When I listed opening times, taking your pint back and Bass braces as the most popular things on this blog, I inexplicably forgot London Murky.
Here’s some more London Murky, just for the Mudg(i)es.
And a map showing why I get so confused by geography.
The Prince gets a listing under Wood Green this year, probably Ally Pally in 2020, then New White Hart Lane in 2021.
I hope it stays in. The beer was great, it opened earlier than the GBG says, and the man on the sign reminded me of Mark E Smith (it’s not, it’s former Spurs manager Christian Gross, Prince of Passing).
It’s tucked away, close to Ally Pally but serving a fairly leafy bit of North London.
The big problem with London is that the pithy little bits of park give you nowhere for an emergency comfort break when you get off the tube, so you inevitably look like someone abusing the pub facilities when you rush in at 83mph, stopping only for the photo of the tiling.
Owned by locals, run by the same folk as the Duke’s Head down the road.
Don’t laugh, Northerners, but these are decent prices for beer in N22.
Quite why I went for the weakest, and worst value, table beer I don’t know. Inexperience in the craft game.
Perhaps I was keen to see what the mighty Almasty* could brew up at 3.2%. I wasn’t expecting the full-on grapefruit murk, but was delighted nonetheless.
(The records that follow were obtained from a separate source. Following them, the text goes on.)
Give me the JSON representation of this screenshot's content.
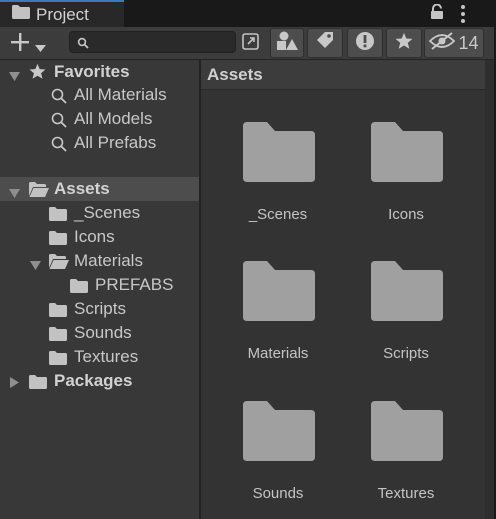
{
  "window": {
    "tab_title": "Project"
  },
  "toolbar": {
    "search": {
      "value": "",
      "placeholder": ""
    },
    "hidden_count": "14"
  },
  "tree": {
    "favorites": {
      "label": "Favorites",
      "items": [
        {
          "label": "All Materials"
        },
        {
          "label": "All Models"
        },
        {
          "label": "All Prefabs"
        }
      ]
    },
    "assets": {
      "label": "Assets",
      "items": [
        {
          "label": "_Scenes"
        },
        {
          "label": "Icons"
        },
        {
          "label": "Materials"
        },
        {
          "label": "PREFABS"
        },
        {
          "label": "Scripts"
        },
        {
          "label": "Sounds"
        },
        {
          "label": "Textures"
        }
      ]
    },
    "packages": {
      "label": "Packages"
    }
  },
  "grid": {
    "title": "Assets",
    "items": [
      {
        "label": "_Scenes"
      },
      {
        "label": "Icons"
      },
      {
        "label": "Materials"
      },
      {
        "label": "Scripts"
      },
      {
        "label": "Sounds"
      },
      {
        "label": "Textures"
      }
    ]
  },
  "colors": {
    "tab_accent": "#3a79bb",
    "panel_bg": "#383838",
    "grid_bg": "#333333",
    "folder_large": "#a0a0a0",
    "folder_small": "#c2c2c2"
  }
}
It felt about 4%, and scored about 3.5. Not quite a session beer, but another winner.
There were half a dozen in, mid-afternoon mid-week, which is as good as it gets in a lot of pubs not called Wetherspoons.
Better lighting than in Antic pubs, and more modern art.
But the same old handwash.
*From Newcastle, which is now sending murk to London, symbolically